Kirchner’s play with sharp, angular forms is taken up and amplified in the background of the work. The background – table, colourful wall hangings, carpet and walls – appears fragmented into individual colourful panels. The perspective is no longer clearly perceptible; the viewer’s eye cannot discern a fixed vanishing point. This dynamic composition and sharp forms could potentially be traced back to Kirchner’s encounter with Futurism. Kirchner saw works by the Italian artists at the Sturm Gallery in Berlin in the spring of 1912. The Futurists were fascinated by speed, momentum and new technologies such as cars, trains, aeroplanes and modern architecture. Traditional motifs – including studio scenes and portraits – were not of interest to them. Kirchner, on the other hand, transferred their dynamic style to his figure paintings: for him, the modern age was not only changing people’s means of locomotion, but also their bodies.

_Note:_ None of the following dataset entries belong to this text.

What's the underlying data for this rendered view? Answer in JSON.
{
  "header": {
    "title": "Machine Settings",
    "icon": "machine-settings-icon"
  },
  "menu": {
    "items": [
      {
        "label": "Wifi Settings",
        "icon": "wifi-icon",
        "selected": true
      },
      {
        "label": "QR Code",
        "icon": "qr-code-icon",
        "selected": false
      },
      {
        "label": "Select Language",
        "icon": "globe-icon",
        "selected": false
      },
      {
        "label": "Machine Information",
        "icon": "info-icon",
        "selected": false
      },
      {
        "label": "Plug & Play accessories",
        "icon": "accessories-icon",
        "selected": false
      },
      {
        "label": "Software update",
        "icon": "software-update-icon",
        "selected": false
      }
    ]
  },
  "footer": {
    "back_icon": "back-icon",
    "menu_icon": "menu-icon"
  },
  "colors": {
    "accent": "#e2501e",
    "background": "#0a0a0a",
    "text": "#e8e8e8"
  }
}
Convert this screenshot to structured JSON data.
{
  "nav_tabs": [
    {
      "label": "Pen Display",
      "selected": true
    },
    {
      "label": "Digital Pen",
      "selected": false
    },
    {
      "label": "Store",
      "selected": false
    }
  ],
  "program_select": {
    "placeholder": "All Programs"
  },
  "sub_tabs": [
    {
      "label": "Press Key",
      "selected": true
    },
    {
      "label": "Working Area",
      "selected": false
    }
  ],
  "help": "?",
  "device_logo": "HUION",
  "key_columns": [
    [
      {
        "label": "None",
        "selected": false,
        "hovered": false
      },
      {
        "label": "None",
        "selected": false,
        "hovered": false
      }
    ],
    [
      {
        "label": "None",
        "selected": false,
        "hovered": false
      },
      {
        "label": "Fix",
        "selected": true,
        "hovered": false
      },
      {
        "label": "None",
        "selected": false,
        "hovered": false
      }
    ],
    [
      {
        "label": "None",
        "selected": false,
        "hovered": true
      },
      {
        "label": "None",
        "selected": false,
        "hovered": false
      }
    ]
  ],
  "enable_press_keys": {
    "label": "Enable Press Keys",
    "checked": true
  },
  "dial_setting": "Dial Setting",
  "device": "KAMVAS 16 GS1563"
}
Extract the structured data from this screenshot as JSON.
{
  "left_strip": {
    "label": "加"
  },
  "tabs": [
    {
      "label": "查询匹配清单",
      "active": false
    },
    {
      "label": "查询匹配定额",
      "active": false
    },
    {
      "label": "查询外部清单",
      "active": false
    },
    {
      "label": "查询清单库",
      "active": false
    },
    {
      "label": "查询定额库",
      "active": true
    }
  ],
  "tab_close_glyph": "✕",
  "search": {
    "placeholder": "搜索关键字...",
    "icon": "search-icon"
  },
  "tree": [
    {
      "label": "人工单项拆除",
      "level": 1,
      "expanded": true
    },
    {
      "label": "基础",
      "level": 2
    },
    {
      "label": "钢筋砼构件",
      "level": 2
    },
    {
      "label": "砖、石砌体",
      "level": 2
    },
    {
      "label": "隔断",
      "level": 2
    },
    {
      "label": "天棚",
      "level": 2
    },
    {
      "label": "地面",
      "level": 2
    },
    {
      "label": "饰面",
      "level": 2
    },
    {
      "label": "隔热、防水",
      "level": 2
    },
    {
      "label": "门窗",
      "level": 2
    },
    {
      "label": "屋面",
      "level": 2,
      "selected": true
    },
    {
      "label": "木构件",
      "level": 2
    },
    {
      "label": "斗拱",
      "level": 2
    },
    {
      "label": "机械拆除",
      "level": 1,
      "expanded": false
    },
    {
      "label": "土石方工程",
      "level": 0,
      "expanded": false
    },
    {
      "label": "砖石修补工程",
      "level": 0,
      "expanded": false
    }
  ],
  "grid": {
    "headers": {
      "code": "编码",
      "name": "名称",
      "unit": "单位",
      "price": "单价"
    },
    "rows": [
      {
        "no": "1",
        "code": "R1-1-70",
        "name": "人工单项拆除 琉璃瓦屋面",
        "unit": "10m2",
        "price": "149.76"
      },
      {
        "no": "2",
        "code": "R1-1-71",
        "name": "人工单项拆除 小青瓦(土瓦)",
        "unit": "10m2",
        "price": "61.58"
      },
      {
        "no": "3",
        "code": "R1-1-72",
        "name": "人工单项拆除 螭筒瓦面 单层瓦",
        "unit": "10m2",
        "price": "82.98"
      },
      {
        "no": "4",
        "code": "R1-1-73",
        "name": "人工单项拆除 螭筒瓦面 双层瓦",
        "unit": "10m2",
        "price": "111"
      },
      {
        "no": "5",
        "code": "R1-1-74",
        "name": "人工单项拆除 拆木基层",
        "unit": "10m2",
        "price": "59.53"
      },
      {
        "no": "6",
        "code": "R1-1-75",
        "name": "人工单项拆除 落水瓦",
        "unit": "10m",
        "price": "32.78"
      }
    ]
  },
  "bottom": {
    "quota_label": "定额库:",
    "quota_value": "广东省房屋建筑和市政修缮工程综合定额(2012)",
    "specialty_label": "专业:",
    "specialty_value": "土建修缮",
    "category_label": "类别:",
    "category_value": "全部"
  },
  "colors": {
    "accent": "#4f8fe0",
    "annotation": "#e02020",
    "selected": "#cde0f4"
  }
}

In 1926 he wrote about this subject in his diary: “Our people, who have been riding the trams since they were able to walk, are acquiring a different body […] and even the speed at which we travel is changing the form of our bodies.”

(Betül & Brigita) Interview Self-confidence
(Stephanie) Interview Feldenkreis
(Isabel Fischer)
About the work
(Șeyda Kurt)
Be Your Most Amazing Self
(Sonja Eismann)
The Male Gaze
(Konni) Mindfulness
(Betül) Feminist Image
(Lena) Male Gaze
(Josephine) Self Care
(Brigita) Shame
(Betül) Feeling of Safety